Feb 14 Naming [pdf] [video #1][video #2] Kinds of names; name spaces
The Domain Name System;
Akamai; DNSSEC
Chapter 6 HW2MS1 due (2/13)
Feb 16 Clock synchronization [pdf] [video #1] Logical clocks
Berkeley algorithm
Chapters 5.1+5.2  
Feb 20 Last day to drop  
Feb 21 Clock synchronization (cont) [pdf] [video #2] [video #3] Lamport clock
Vector clock
Feb 23+28 Group communication [pdf] [video #1] Reliable multicast
IP multicast
FIFO, causal and total ordering
Chapter 8.4 HW2MS2+3 due (on 2/27)
Mar 2 First midterm exam
Mar 4–Mar 12 Spring break
Mar 14 Group communication [pdf] [video #2]     HW3
Mar 16 Replication [pdf] [video] Primary/backup protocols
Quorum protocols
Sequential and causal consistency
Client-centric models
Chapter 7 Project
Mar 21 Bigtable and Project [pdf] [video] Bigtable case study
Project overview
Mar 23 Fault tolerance [pdf] [video #1] [video #2] 2PC and 3PC
Logging and recovery
Chandy-Lamport algorithm
Chapters 8.5+8.6;  
Mar 27 Last day to withdraw
Mar 28 State-machine replication video #1] video #2] Failure models
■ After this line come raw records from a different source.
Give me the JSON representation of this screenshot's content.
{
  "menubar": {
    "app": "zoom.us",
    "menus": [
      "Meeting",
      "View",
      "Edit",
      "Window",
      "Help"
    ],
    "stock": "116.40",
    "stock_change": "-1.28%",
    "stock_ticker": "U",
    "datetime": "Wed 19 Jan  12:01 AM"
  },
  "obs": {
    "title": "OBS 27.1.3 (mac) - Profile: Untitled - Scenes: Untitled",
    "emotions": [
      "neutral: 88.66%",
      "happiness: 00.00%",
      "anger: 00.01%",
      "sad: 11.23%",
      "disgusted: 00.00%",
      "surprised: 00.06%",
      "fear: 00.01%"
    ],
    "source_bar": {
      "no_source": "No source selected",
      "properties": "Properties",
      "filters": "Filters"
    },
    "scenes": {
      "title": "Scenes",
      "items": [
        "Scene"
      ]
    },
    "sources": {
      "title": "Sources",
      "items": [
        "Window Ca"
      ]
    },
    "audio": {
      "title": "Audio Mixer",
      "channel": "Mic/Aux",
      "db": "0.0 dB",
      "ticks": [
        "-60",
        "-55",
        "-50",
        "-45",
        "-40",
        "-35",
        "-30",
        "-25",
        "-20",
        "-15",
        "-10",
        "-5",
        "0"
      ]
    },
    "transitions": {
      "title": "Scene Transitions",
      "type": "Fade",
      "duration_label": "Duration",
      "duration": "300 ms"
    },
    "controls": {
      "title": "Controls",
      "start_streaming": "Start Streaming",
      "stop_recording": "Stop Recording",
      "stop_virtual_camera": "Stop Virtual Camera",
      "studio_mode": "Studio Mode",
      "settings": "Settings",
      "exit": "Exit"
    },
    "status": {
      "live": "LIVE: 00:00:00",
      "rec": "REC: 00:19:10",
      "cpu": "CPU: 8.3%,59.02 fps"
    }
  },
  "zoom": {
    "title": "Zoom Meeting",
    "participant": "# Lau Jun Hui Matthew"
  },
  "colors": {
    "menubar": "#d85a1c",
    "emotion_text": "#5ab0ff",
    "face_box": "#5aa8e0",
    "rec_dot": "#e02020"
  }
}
The Consensus problem
Chapters 8.1+8.2; [Paxos] HW3 due (on 3/29)
Mar 30 Non-crash Fault Tolerance video #1] video #2] The Byzantine Generals problem
Impossibility results
Apr 4 Distributed coordination [pdf] [video] Distributed mutual exclusion
Leader election
Bully algorithm; token ring
Chapter 5.3+5.4  
Apr 4 Distributed file systems [pdf] [video] NFS
Disconnected operation
Chapter 2.3.3; [Coda]  
Apr 6 Google File System [pdf] [video #1] [video #2] Google cluster architecture
Reading and writing in GFS
Consistency and fault tolerance
[Cluster] [GFS]  
Apr 11 MapReduce [pdf] [video #1] [video #2] MapReduce programming model
System architecture
Apr 13 Spark [pdf] [video #1] [video #2] Differences to MapReduce
Case study: PageRank
[RDD] [Spark]  
Apr 18+20 DHTs and Dynamo [pdf] [video] Distributed hash tables
The CAP dilemma
Amazon Dynamo
Apr 25 Second midterm exam
Apr 27–Apr 30 Reading days
May 1–May 9 Project demos and reports
Web site contact: Linh Thi Xuan Phan